WASHINGTON (AP) -- A new study shows that wild bumblebees worldwide are in trouble, likely contracting diseases from their commercialized honeybee cousins.
Insect experts said that's a problem because bumblebees pollinate a significant chunk of the world's flowers and food, especially greenhouse tomatoes. And the diseases and parasites are hurting the bigger bumblebees even more than the smaller honeybees, which are trucked from farm to farm to pollinate crops.
The study was published Wednesday in the journal Nature.

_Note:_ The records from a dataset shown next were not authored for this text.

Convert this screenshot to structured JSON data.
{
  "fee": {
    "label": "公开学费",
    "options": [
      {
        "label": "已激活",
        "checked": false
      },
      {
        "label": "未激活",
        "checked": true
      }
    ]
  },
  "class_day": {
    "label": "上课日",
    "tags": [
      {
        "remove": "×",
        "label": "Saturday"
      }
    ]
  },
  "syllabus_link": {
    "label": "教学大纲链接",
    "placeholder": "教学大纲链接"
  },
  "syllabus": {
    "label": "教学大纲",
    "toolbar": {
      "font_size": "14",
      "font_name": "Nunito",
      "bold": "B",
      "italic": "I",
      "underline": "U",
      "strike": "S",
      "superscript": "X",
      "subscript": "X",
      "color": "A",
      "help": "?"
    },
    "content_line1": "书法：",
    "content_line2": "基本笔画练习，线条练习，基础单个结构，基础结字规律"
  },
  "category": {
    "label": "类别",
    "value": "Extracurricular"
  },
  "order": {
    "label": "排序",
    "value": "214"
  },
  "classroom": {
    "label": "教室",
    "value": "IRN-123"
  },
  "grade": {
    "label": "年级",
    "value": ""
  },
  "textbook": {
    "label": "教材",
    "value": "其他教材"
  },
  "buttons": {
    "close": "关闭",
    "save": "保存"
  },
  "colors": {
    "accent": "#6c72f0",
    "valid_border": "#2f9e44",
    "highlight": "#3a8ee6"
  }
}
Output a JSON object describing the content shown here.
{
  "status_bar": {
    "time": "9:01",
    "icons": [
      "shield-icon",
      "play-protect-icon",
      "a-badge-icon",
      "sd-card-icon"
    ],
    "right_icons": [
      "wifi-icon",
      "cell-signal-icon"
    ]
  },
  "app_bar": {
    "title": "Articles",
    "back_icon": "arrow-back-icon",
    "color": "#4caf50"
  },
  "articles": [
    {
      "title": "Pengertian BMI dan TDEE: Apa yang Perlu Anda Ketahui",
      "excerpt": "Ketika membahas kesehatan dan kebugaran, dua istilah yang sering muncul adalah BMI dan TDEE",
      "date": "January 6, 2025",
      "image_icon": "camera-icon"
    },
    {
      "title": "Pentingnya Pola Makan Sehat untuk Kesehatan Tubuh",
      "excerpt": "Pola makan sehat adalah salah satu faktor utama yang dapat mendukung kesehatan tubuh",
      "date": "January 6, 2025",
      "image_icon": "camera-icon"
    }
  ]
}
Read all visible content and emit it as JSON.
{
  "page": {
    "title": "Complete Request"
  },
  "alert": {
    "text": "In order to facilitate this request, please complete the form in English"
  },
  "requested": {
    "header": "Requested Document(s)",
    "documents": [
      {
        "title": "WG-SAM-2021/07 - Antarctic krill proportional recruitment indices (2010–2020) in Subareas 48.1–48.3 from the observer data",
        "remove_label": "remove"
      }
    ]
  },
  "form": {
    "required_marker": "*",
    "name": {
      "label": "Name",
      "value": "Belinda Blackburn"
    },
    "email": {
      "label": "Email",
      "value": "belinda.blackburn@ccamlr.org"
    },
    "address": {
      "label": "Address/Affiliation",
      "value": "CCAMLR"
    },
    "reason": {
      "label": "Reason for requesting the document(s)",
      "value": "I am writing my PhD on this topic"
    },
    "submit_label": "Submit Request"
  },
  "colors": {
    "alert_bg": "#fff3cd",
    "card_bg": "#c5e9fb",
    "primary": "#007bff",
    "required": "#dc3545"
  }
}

Researcher Mark Brown of the University of London said smaller studies have shown disease going back and forth between honeybees and bumblebees. But Brown said his study is the first bigger look at the problem. It tracked nearly 750 bees in 26 sites throughout Great Britain.